Using Functions in Themes

17 May 2019

As you're building a Styled Components theme, you'll come across situations where you have a range of values. For example, a set of grays running from white to black or font sizes from tiny to gigantic.

The simplest way to implement this would be to give each one an entry in the theme.

const theme = {
  neutralWhite: "#ffffff",
  neutralLighterest: "#fafafa",
  neutralLightest: "#f5f5f5",
  neutralLighter: "#eeeeee",
  neutralLight: "#e0e0e0",
  neutral: "#bdbdbd",
  neutralDark: "#9e9e9e",
  neutralDarker: "#757575",
  neutralDarkest: "#616161",
  neutralDarkerest "#424242",
  neutralAlmostBlack: "#212121"
}

To be fair, I've made these intentionally bad. But it's a challenge to name a set like this. Can the names communicate the relative lightness of each color? What happens if when a new gray comes along and has to be added to the middle? Hello, neutralDarkerest2.

Numbered values

One approach to solving this problem is to drop names in favor of numbers. This is what Material Design does and what Fabric recently moved to. It solves the problem of knowing how two colors relate; the larger number is darker. Adding a new color that's between 400 and 500? Name it 450 and move on to more interesting things.

An even simpler approach is to name the colors 0, 1, 2, 3, etc. If a new color is needed you can shift the existing colors (e.g. 3 is now 4) and do a quick find-replace to update your app. This might not scale for design systems that span many apps, but it's a good solution for prototyping or building a small app.

This could look like:

const theme = {
  neutral0: "#ffffff",
  neutral1: "#fafafa",
  neutral2: "#f5f5f5",
  ...
};

While it will work fine, it's awfully repetitive. Let's see if we can do better.

Using an array

One great thing about theming with Styled Components is that the theme is a JavaScript object like any other. While it most often contains primitives like strings and numbers, there's nothing stopping us from putting an array or function in there.

const theme = {
  gray: [
    "#ffffff",
    "#fafafa",
    "#f5f5f5",
    ...
  ]
};

It's now possible to get a value from the array within a component's styles by calling ${props => props.theme.gray[2]}. Better!

Calling an array from a function

There are cases where what you really want in your theme is a function. For example, the Polished library provides a modularScale helper that makes it easy to calculate a relative scale of values.

import { modularScale } from "polished";

const theme = {
  size(step) {
    return modularScale(step, "1rem");
  }
};

This would be called as ${props => props.theme.size(2)}. This is much like how our array was called above, but with parantheses instead of square brackets.

While this makes sense, it can be difficult to remember which parts of the theme are arrays and which are functions.
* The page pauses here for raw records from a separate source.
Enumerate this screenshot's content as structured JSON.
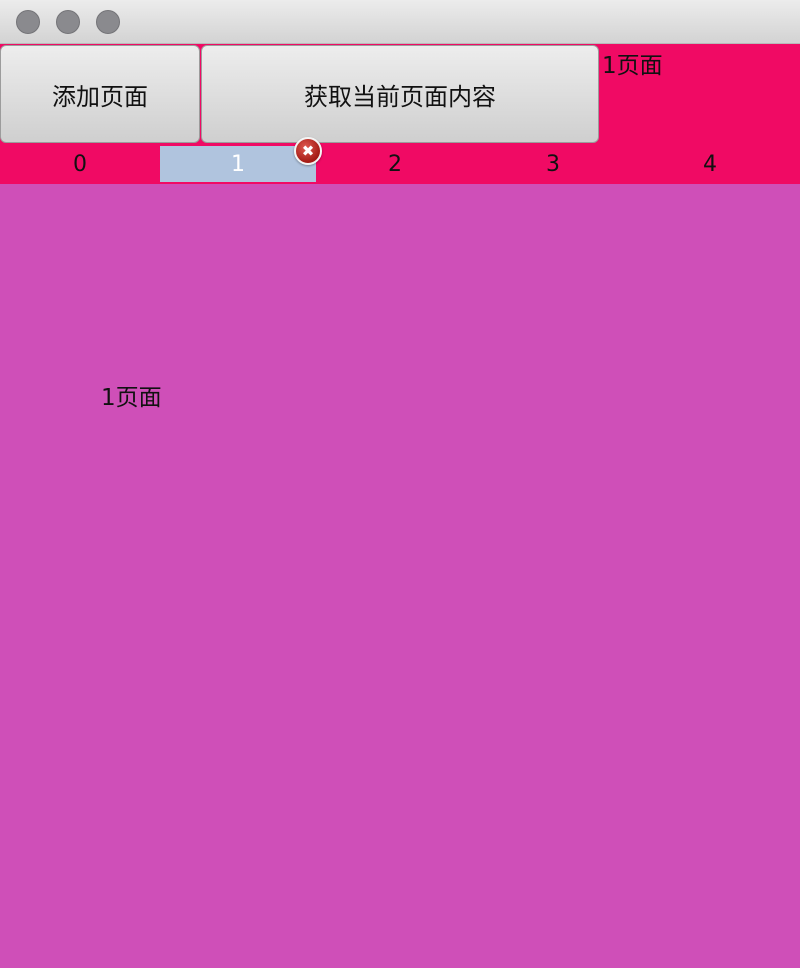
{
  "window": {
    "controls": [
      "close-icon",
      "minimize-icon",
      "zoom-icon"
    ]
  },
  "toolbar": {
    "add_page_label": "添加页面",
    "get_content_label": "获取当前页面内容",
    "current_page_label": "1页面"
  },
  "tabs": {
    "items": [
      {
        "label": "0"
      },
      {
        "label": "1"
      },
      {
        "label": "2"
      },
      {
        "label": "3"
      },
      {
        "label": "4"
      }
    ],
    "active_index": 1,
    "close_glyph": "✖"
  },
  "content": {
    "text": "1页面"
  },
  "colors": {
    "toolbar_bg": "#f00a64",
    "content_bg": "#cf4fb8",
    "active_tab_bg": "#b0c4de"
  }
}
So let's write a little function that takes an index argument and returns the array at that index.

const theme = {
  gray(step) {
    return [
      "#ffffff",
      "#fafafa",
      "#f5f5f5",
      "#eeeeee",
      "#e0e0e0",
      "#bdbdbd",
      "#9e9e9e",
      "#757575",
      "#616161",
      "#424242",
      "#212121"
    ][step + 1];
  }
};

Now we can use the same syntax when referencing an array or a function in our theme.

You may have noticed that it's accessing the value at step + 1. Like most programming languages, JavaScript uses zero-based arrays where the first element is at position 0. This is confusing for anyone on your team who's not a developer (the design documentation is never going to start at 0 unless you insist on it) so I recommend starting at 1 instead. It's less hassle for everyone.

Next steps

  • If you haven't tried theming with Styled Components, follow along with my tutorial.
  • Try adding a ramp of type sizes. E.g. 12px, 14px, 16px, 20px, 24px
  • What if you wanted myFunction(0) to return a value from the middle of the range instead of the first value? Could you update the function so that it's possible to call myFunction(-2) for lower values?